*Problem*
Whichever lines of the entries hold the word "clock" should be identified and copied.

*Provided records*
★ ★ ★ ★ ★ ★ ★
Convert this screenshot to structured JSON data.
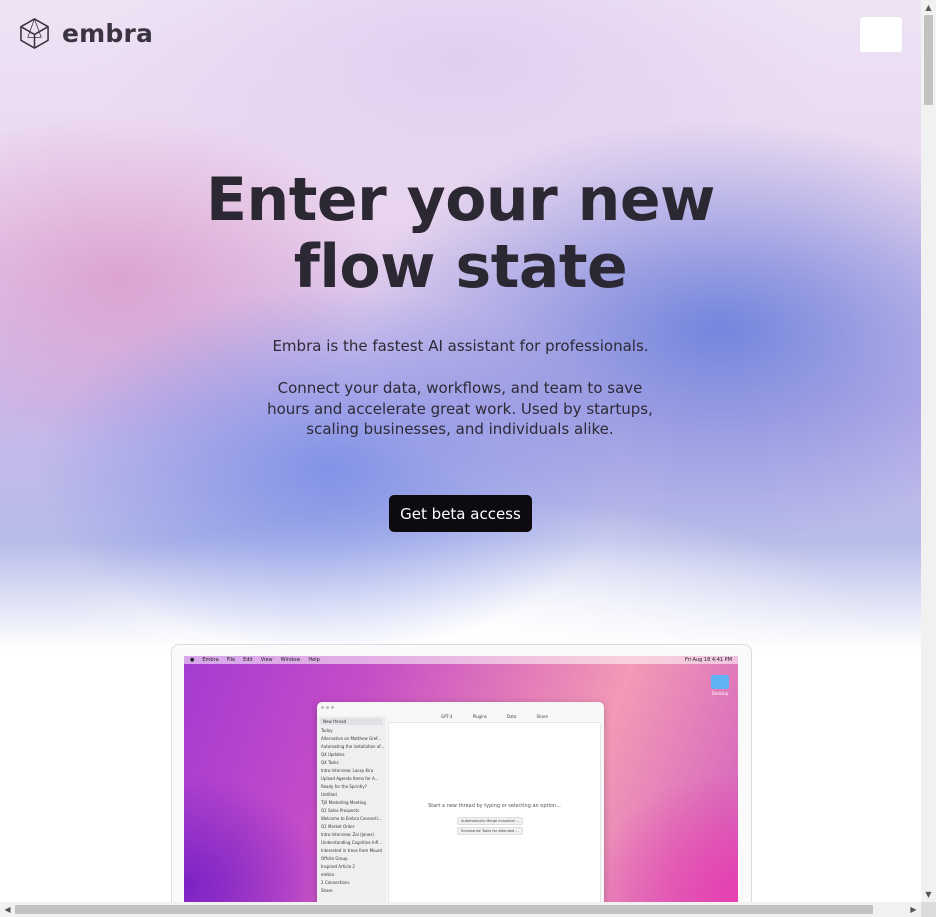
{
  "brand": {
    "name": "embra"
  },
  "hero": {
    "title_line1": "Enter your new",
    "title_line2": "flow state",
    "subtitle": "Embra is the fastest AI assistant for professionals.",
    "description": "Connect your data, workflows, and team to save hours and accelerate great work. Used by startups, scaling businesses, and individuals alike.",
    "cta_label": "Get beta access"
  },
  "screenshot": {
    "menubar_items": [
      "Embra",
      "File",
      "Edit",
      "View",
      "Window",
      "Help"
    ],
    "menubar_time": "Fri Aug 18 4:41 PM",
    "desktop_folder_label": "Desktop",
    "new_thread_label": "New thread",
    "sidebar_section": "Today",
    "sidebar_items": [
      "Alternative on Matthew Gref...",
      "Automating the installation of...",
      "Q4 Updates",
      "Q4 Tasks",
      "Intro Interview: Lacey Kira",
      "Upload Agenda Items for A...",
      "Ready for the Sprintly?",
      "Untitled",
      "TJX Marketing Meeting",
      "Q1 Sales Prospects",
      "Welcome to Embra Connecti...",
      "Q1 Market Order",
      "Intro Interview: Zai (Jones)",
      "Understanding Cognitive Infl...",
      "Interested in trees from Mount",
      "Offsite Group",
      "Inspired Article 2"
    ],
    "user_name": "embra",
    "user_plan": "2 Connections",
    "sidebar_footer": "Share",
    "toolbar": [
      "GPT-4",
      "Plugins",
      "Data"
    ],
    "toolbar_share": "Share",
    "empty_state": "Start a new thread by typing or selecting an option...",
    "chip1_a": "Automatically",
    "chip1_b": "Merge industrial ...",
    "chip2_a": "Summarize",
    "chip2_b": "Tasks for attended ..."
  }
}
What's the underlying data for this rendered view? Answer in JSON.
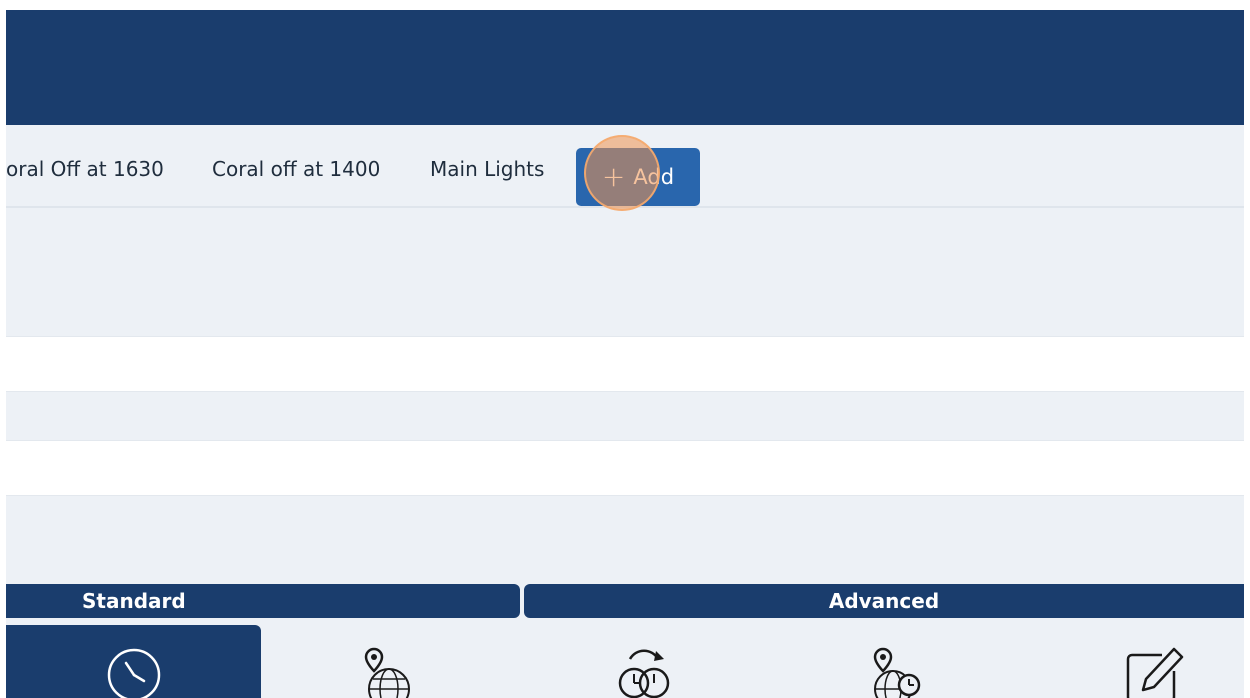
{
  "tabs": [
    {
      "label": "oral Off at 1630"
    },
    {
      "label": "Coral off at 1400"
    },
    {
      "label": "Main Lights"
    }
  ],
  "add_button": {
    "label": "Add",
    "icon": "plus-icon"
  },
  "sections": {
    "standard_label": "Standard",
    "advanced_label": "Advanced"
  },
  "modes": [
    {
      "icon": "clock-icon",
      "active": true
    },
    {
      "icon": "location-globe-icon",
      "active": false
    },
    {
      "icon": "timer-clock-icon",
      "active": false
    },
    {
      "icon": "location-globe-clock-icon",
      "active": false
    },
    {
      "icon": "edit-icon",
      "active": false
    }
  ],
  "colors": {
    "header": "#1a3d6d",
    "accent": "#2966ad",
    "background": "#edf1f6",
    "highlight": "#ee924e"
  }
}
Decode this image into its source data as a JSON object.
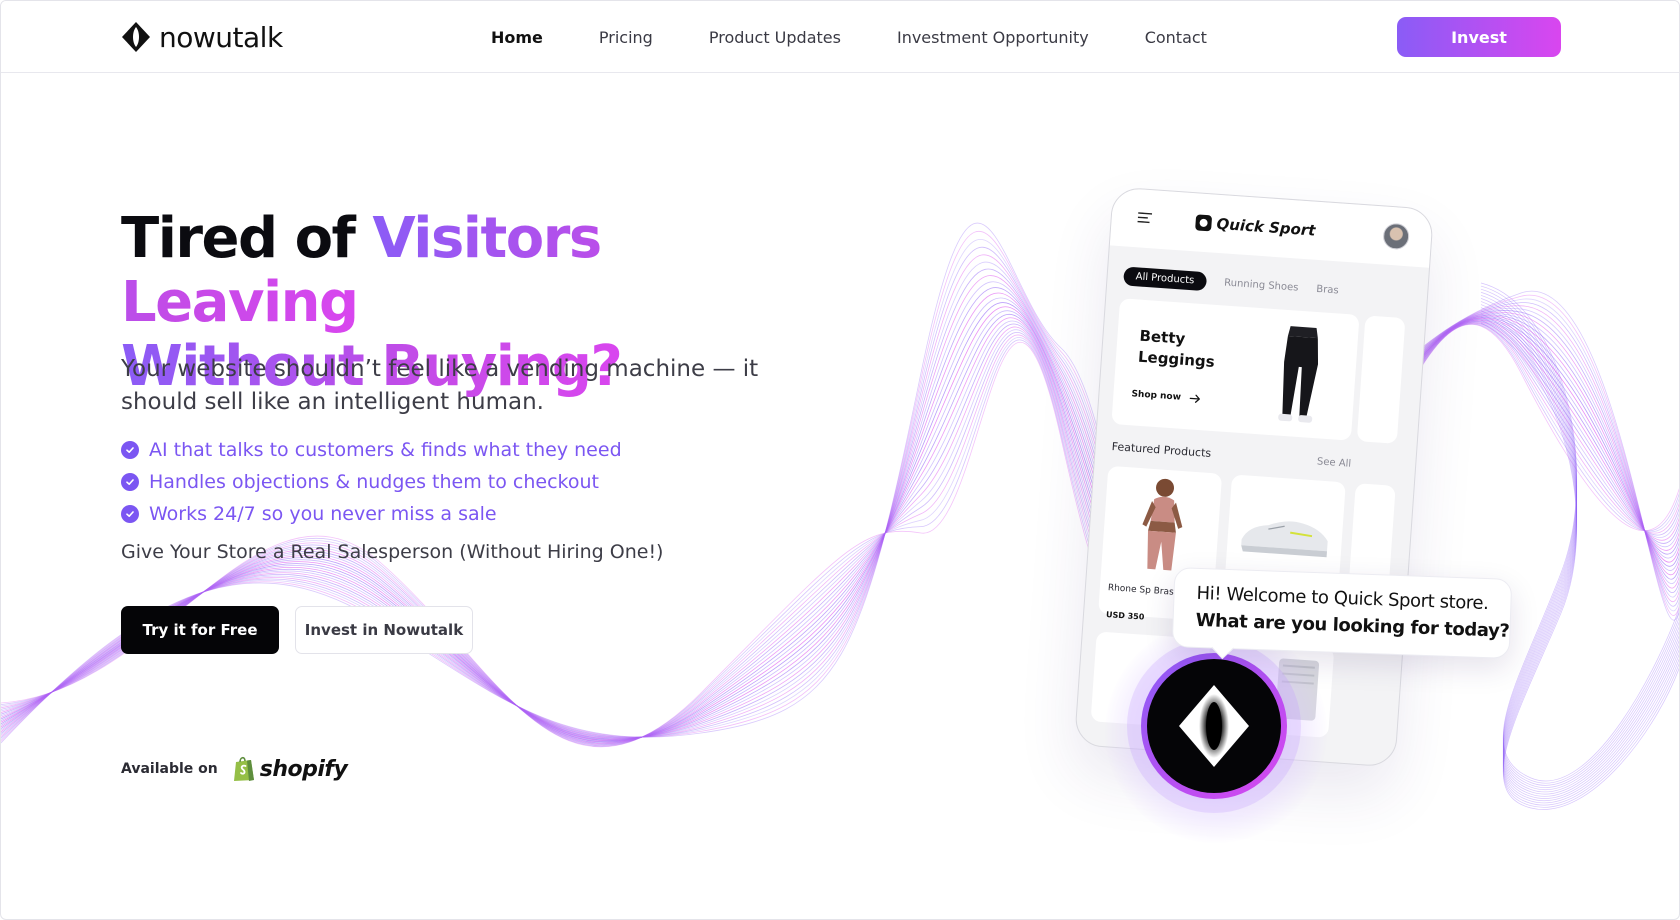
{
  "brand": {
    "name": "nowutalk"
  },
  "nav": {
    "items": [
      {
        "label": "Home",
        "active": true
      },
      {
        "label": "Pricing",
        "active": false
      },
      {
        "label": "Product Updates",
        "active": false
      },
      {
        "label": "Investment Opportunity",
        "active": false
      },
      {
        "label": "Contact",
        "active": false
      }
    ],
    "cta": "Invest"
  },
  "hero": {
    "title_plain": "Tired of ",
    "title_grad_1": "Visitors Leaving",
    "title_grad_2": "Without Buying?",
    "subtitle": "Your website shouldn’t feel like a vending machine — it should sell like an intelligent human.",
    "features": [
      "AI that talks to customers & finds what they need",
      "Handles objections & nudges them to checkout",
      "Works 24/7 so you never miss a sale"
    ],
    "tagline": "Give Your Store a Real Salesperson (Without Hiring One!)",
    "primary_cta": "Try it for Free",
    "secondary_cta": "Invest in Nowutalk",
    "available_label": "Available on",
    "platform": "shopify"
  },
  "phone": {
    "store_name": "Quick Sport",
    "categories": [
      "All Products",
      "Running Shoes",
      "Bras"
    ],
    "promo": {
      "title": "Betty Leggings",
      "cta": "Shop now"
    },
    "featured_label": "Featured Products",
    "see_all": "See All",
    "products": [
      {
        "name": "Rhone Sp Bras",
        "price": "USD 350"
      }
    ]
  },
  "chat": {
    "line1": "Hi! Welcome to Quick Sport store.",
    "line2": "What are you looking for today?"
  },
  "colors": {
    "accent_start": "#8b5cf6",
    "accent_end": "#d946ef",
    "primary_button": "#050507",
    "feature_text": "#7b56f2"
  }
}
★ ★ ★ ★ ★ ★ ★
*Solution*
      "icon": "clock-icon",
      "icon": "timer-clock-icon",
      "icon": "location-globe-clock-icon",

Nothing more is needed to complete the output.